The civil aviation sector offers significant new opportunities for further strengthening transport sector co-operation and mutual benefits of Israel and the EU. Efforts should therefore now be made for air transport to become a key area of closer co-operation between the EU and Israel thus offering Israel a further example for integration into European structures and markets. The agreement will be an important step towards the realisation of a Common Aviation Area between the European Union and its Mediterranean neighbours which is a key objective of EU external aviation policy, and an important element of EU external policy.
A Community level aviation agreement will be able to fulfil the Israeli aspirations to be better integrated into European aviation structures and to combine the benefits of market opening with cooperation in the regulatory, technical and industrial fields in order to achieve a level playing field for operators and advantages for consumers.
The substantial political and economic added value of an air transport agreement with Israel could – in the long term – encourage further countries in the region and help increasing regional cooperation in the Middle-East.
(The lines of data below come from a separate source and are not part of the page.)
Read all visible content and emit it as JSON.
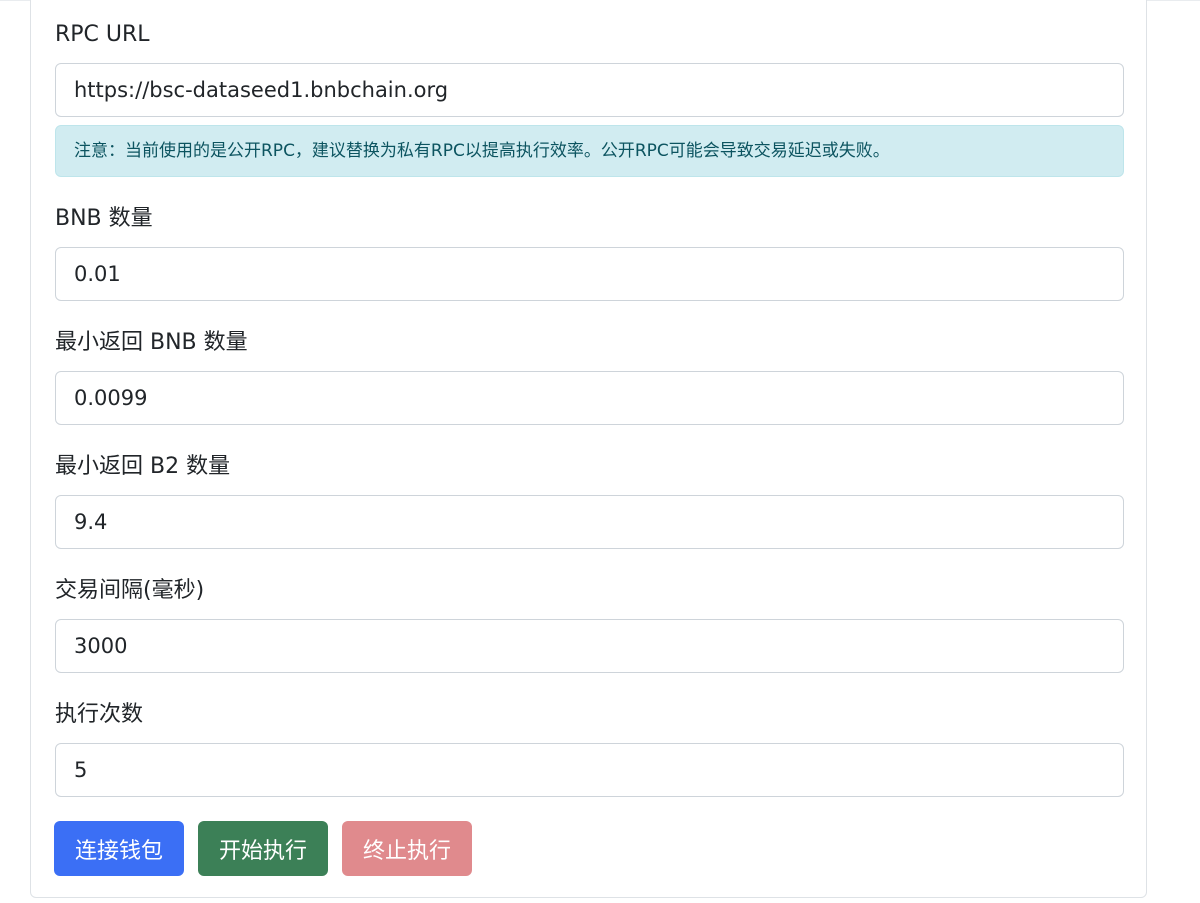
{
  "form": {
    "rpc_url": {
      "label": "RPC URL",
      "value": "https://bsc-dataseed1.bnbchain.org"
    },
    "rpc_notice": "注意：当前使用的是公开RPC，建议替换为私有RPC以提高执行效率。公开RPC可能会导致交易延迟或失败。",
    "bnb_amount": {
      "label": "BNB 数量",
      "value": "0.01"
    },
    "min_return_bnb": {
      "label": "最小返回 BNB 数量",
      "value": "0.0099"
    },
    "min_return_b2": {
      "label": "最小返回 B2 数量",
      "value": "9.4"
    },
    "trade_interval": {
      "label": "交易间隔(毫秒)",
      "value": "3000"
    },
    "execution_count": {
      "label": "执行次数",
      "value": "5"
    }
  },
  "buttons": {
    "connect_wallet": "连接钱包",
    "start": "开始执行",
    "stop": "终止执行"
  },
  "colors": {
    "primary": "#3b6ff5",
    "success": "#3c8057",
    "danger_disabled": "#e08a8d",
    "info_bg": "#d1ecf1",
    "info_text": "#0c5460"
  }
}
In the light of the above, the Commission proposes the negotiation and conclusion of a comprehensive open aviation agreement with Israel and invites the Council to authorise the Commission to enter into negotiations on such an agreement.
The Commission will work closely together with Member States and all relevant stakeholders in further developing and achieving the objectives set out in the proposed Council Decision.
 COM(2005) 79 final, dated 11.3.2005
 EUROSTAT Statistics in focus, 37/2005, ISSN 1561-4840
 Annex to the Communication from the Commission "Developing the agenda for the Community’s external aviation policy " COM(2005) 79 final